These are the optional and less formal traditions and wedding games often used in receptions. However, if you don’t feel like doing these games or coming up with your own, you can always skip this part. Some games include:
- Bouquet toss for all the single eligible female guests
If you’re excited about having your guests participate in your wedding reception program, this could add something extra to your soiree. There are also plenty of ways to reinvent this custom. You can break your bouquet apart and give each of your best girl friends a bloom.
- Garter toss for the single eligible male guests (a bit inappropriate if you have children in the party, though)
In lieu of the bride’s garter, consider having the groom toss his boutonniere!
- Games to show how well the guests know the bride or groom

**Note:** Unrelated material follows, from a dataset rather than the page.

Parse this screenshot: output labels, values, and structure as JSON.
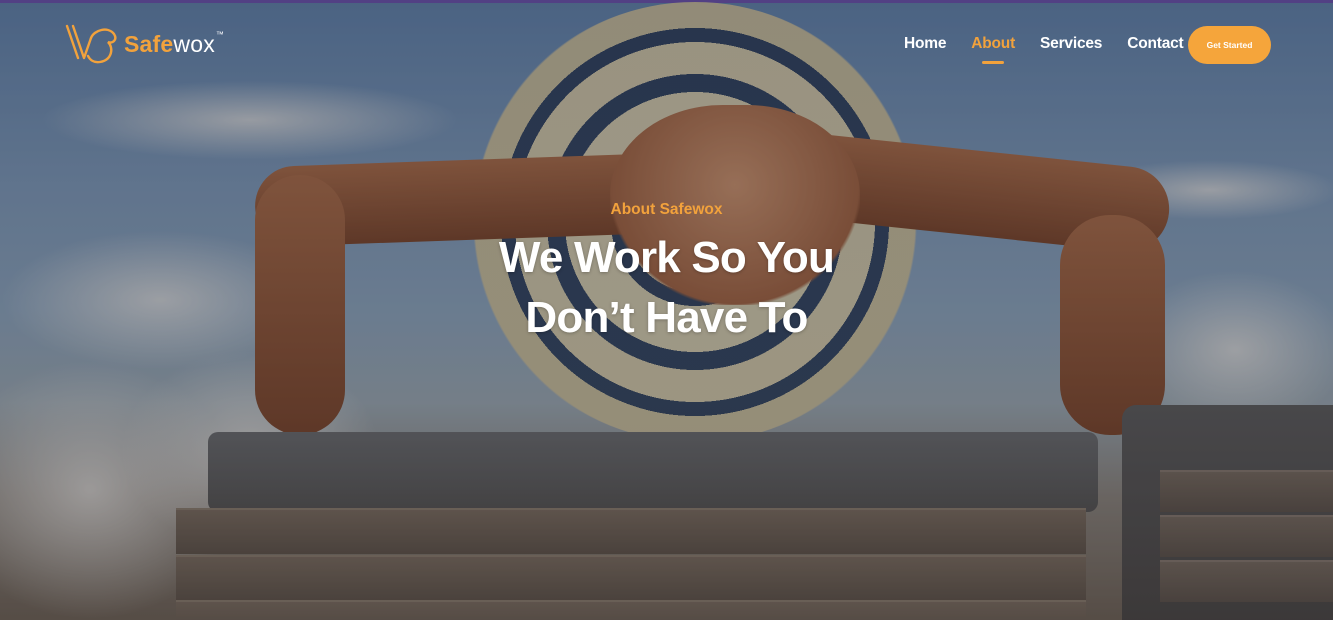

You can give your host a list of trivia questions that they can read out during moments of lull in the wedding program flow. Whoever knows the answer can just raise their hand. This is a fun way for friends and family to get to know more about you as a couple.
- Games for the bride and groom to show how well they know each other
Members from the audience can ask the bride and groom some personal (but non-invasive!) questions that they’ll have to answer. If one of them makes mistakes, they can do a consequence.
- Spin the Wheel
Your host can pick a command from a bowl, read it aloud, and the couple can choose any of their guests to perform or act out the command. The commands can be anything from taking a selfie with the couple or singing a line from a love song. This is an entertaining game that can be done periodically throughout the night or during one segment of the wedding reception program.
The last of the traditions in a Filipino wedding reception program sequence is the money dance. This is a way to wish the couple a good life together by contributing some cash to get started. This can be done in two ways: male guests line up to dance with the bride and female guests dance with the groom, and all guests attach money on them while dancing. The second way is for the bride and groom to dance with each other while the guests pin money on their clothes.
At this point, if you opted for a same-day edit (SDE) video from your videographer, they should be done putting together a video ready for your guests to see. This is a video showing everything that happened throughout the day from pre-wedding preparations to events that only happened minutes ago.
Closing Remarks from Bride and Groom
To wrap up the wedding reception program, the bride and groom will give their speeches. Traditionally, their speeches are about their new spouse and then thanking their friends and family for being there with them. During this time, giveaways will be passed around as a thanks to their guests for attending their wedding.
The party and festivities usually don’t stop right after. If you have an open bar or a dance floor, this can be the time you can just enjoy yourselves with your friends and family.
Plan Your Wedding Reception Program Ahead of Time
The key to planning a wedding reception program that runs smoothly is planning ahead. Breaking it down weeks, even months, before your wedding day into an organized timeline will help keep everything on track when the big day finally arrives. The more detailed you can make the program, the better.
Hopefully, you can use the wedding reception sample we’ve outlined in this article as a guide to create your own wedding program flow. Additionally, to manage your guests’ expectations, don’t forget to give them a copy of your wedding reception program so that they’ll always know what happens next.
Lastly, make sure to plan out a wedding program flow that’s fun and meaningful for you! It’s your big day after all.
Author: Justine Lubag
Justine loves costumes, puns, horror films, and blue dresses. A literature graduate from the south, she writes online content for a living but is super shy about others reading her fan fiction.